Creating reproductions of other works requires an extremely high level of technical proficiency. One’s subject matter will always be personal, but I want to encourage my students to deliberately acquire new technical skills by taking on the aesthetic of the writers they read.
In this sense, every text is a potential writing instructor. I have taught myself a lot by doing this assignment. For example, by imitating Melanie Rae Thon‘s imagistic descriptions, I learned how to make an idiosyncratic first person voice graphic. By imitating Hemingway, I learned greater control of the line, of syntax, as a mode of characterization. By imitating Thom Jones, I learned to appreciate tragicomic realism, which led me to the work of Denis Johnson, which ultimately led me to Maupassant and Isaac Babel.
I want my students to learn to see how one writer connects to another stylistically and thematically. I tell them to imitate everyone. Fill notebook after notebook. This is how one practices, how one acquires a technique that can render and evoke anything the story needs at any point.
And it never ends. We should use the library as the ultimate resource for self-education, the ultimate art studio. None of this will cause a writer to forget herself or her own voice. On the contrary, it will enrich her style, inform her subject matter, and teach her more about who she is as a working artist.
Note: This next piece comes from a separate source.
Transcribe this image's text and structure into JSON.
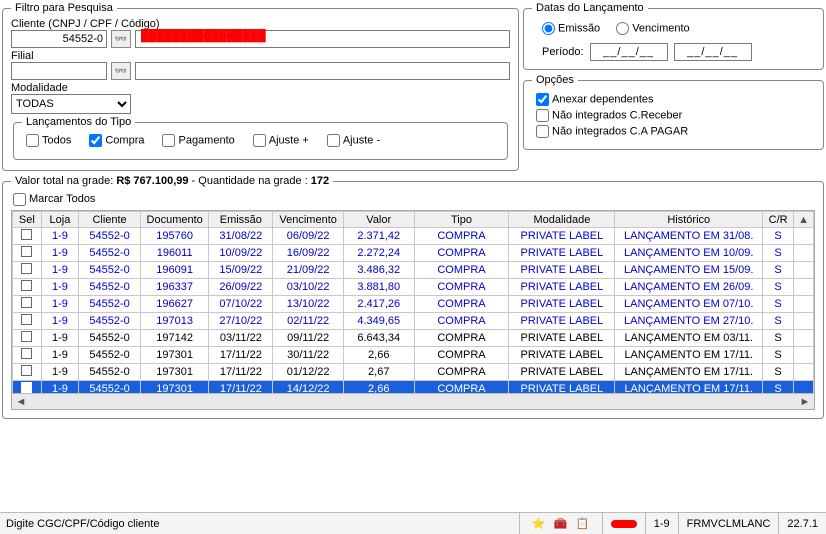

I’m already there in my mind, but right now the yellow fever vaccination is reminding me that I’m right here…